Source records
BEGIN

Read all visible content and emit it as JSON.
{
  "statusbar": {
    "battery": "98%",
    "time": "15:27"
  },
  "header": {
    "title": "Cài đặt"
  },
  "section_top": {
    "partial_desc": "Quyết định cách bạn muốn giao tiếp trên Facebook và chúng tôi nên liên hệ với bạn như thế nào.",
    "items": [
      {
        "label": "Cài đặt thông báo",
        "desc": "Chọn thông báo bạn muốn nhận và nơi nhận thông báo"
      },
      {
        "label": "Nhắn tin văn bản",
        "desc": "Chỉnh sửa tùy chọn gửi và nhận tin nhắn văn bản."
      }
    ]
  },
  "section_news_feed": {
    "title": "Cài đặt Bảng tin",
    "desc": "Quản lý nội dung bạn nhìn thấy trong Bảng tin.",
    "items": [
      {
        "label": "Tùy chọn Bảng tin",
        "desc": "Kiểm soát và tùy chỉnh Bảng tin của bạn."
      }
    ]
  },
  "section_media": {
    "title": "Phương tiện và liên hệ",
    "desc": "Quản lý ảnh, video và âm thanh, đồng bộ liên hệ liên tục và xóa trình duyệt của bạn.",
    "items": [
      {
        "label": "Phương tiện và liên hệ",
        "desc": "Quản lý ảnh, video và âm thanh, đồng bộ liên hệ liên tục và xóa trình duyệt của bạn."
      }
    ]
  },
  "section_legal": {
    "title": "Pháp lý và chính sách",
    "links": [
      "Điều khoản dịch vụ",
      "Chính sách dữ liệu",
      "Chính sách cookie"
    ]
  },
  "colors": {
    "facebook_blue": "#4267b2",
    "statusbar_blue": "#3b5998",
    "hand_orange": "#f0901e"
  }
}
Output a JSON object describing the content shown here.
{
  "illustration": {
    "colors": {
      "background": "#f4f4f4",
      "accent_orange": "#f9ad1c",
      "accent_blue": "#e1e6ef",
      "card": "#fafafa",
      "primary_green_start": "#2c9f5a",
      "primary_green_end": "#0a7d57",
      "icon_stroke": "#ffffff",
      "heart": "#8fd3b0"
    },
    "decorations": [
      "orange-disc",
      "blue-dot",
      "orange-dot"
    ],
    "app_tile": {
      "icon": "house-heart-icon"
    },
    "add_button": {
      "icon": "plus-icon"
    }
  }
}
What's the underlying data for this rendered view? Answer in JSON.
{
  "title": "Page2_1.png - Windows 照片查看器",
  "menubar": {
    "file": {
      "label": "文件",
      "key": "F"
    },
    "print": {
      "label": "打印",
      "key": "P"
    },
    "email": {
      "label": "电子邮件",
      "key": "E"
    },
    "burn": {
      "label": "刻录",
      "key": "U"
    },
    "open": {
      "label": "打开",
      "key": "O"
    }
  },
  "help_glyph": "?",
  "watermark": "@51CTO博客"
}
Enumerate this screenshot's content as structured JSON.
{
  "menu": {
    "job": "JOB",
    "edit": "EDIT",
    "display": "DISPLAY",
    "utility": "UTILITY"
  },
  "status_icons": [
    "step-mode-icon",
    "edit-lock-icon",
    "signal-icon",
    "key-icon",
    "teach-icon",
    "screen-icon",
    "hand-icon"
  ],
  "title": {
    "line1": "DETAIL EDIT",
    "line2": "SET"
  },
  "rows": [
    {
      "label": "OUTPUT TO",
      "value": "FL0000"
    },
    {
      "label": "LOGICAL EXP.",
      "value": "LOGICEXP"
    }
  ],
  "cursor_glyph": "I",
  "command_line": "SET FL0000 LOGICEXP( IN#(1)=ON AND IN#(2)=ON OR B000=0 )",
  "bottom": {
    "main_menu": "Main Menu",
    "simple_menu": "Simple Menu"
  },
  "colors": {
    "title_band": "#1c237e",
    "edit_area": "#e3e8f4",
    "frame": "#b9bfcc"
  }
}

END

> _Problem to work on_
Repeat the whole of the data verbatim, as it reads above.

> _Answer to the problem_
Read all visible content and emit it as JSON.
{
  "statusbar": {
    "battery": "98%",
    "time": "15:27"
  },
  "header": {
    "title": "Cài đặt"
  },
  "section_top": {
    "partial_desc": "Quyết định cách bạn muốn giao tiếp trên Facebook và chúng tôi nên liên hệ với bạn như thế nào.",
    "items": [
      {
        "label": "Cài đặt thông báo",
        "desc": "Chọn thông báo bạn muốn nhận và nơi nhận thông báo"
      },
      {
        "label": "Nhắn tin văn bản",
        "desc": "Chỉnh sửa tùy chọn gửi và nhận tin nhắn văn bản."
      }
    ]
  },
  "section_news_feed": {
    "title": "Cài đặt Bảng tin",
    "desc": "Quản lý nội dung bạn nhìn thấy trong Bảng tin.",
    "items": [
      {
        "label": "Tùy chọn Bảng tin",
        "desc": "Kiểm soát và tùy chỉnh Bảng tin của bạn."
      }
    ]
  },
  "section_media": {
    "title": "Phương tiện và liên hệ",
    "desc": "Quản lý ảnh, video và âm thanh, đồng bộ liên hệ liên tục và xóa trình duyệt của bạn.",
    "items": [
      {
        "label": "Phương tiện và liên hệ",
        "desc": "Quản lý ảnh, video và âm thanh, đồng bộ liên hệ liên tục và xóa trình duyệt của bạn."
      }
    ]
  },
  "section_legal": {
    "title": "Pháp lý và chính sách",
    "links": [
      "Điều khoản dịch vụ",
      "Chính sách dữ liệu",
      "Chính sách cookie"
    ]
  },
  "colors": {
    "facebook_blue": "#4267b2",
    "statusbar_blue": "#3b5998",
    "hand_orange": "#f0901e"
  }
}
Output a JSON object describing the content shown here.
{
  "illustration": {
    "colors": {
      "background": "#f4f4f4",
      "accent_orange": "#f9ad1c",
      "accent_blue": "#e1e6ef",
      "card": "#fafafa",
      "primary_green_start": "#2c9f5a",
      "primary_green_end": "#0a7d57",
      "icon_stroke": "#ffffff",
      "heart": "#8fd3b0"
    },
    "decorations": [
      "orange-disc",
      "blue-dot",
      "orange-dot"
    ],
    "app_tile": {
      "icon": "house-heart-icon"
    },
    "add_button": {
      "icon": "plus-icon"
    }
  }
}
What's the underlying data for this rendered view? Answer in JSON.
{
  "title": "Page2_1.png - Windows 照片查看器",
  "menubar": {
    "file": {
      "label": "文件",
      "key": "F"
    },
    "print": {
      "label": "打印",
      "key": "P"
    },
    "email": {
      "label": "电子邮件",
      "key": "E"
    },
    "burn": {
      "label": "刻录",
      "key": "U"
    },
    "open": {
      "label": "打开",
      "key": "O"
    }
  },
  "help_glyph": "?",
  "watermark": "@51CTO博客"
}
Enumerate this screenshot's content as structured JSON.
{
  "menu": {
    "job": "JOB",
    "edit": "EDIT",
    "display": "DISPLAY",
    "utility": "UTILITY"
  },
  "status_icons": [
    "step-mode-icon",
    "edit-lock-icon",
    "signal-icon",
    "key-icon",
    "teach-icon",
    "screen-icon",
    "hand-icon"
  ],
  "title": {
    "line1": "DETAIL EDIT",
    "line2": "SET"
  },
  "rows": [
    {
      "label": "OUTPUT TO",
      "value": "FL0000"
    },
    {
      "label": "LOGICAL EXP.",
      "value": "LOGICEXP"
    }
  ],
  "cursor_glyph": "I",
  "command_line": "SET FL0000 LOGICEXP( IN#(1)=ON AND IN#(2)=ON OR B000=0 )",
  "bottom": {
    "main_menu": "Main Menu",
    "simple_menu": "Simple Menu"
  },
  "colors": {
    "title_band": "#1c237e",
    "edit_area": "#e3e8f4",
    "frame": "#b9bfcc"
  }
}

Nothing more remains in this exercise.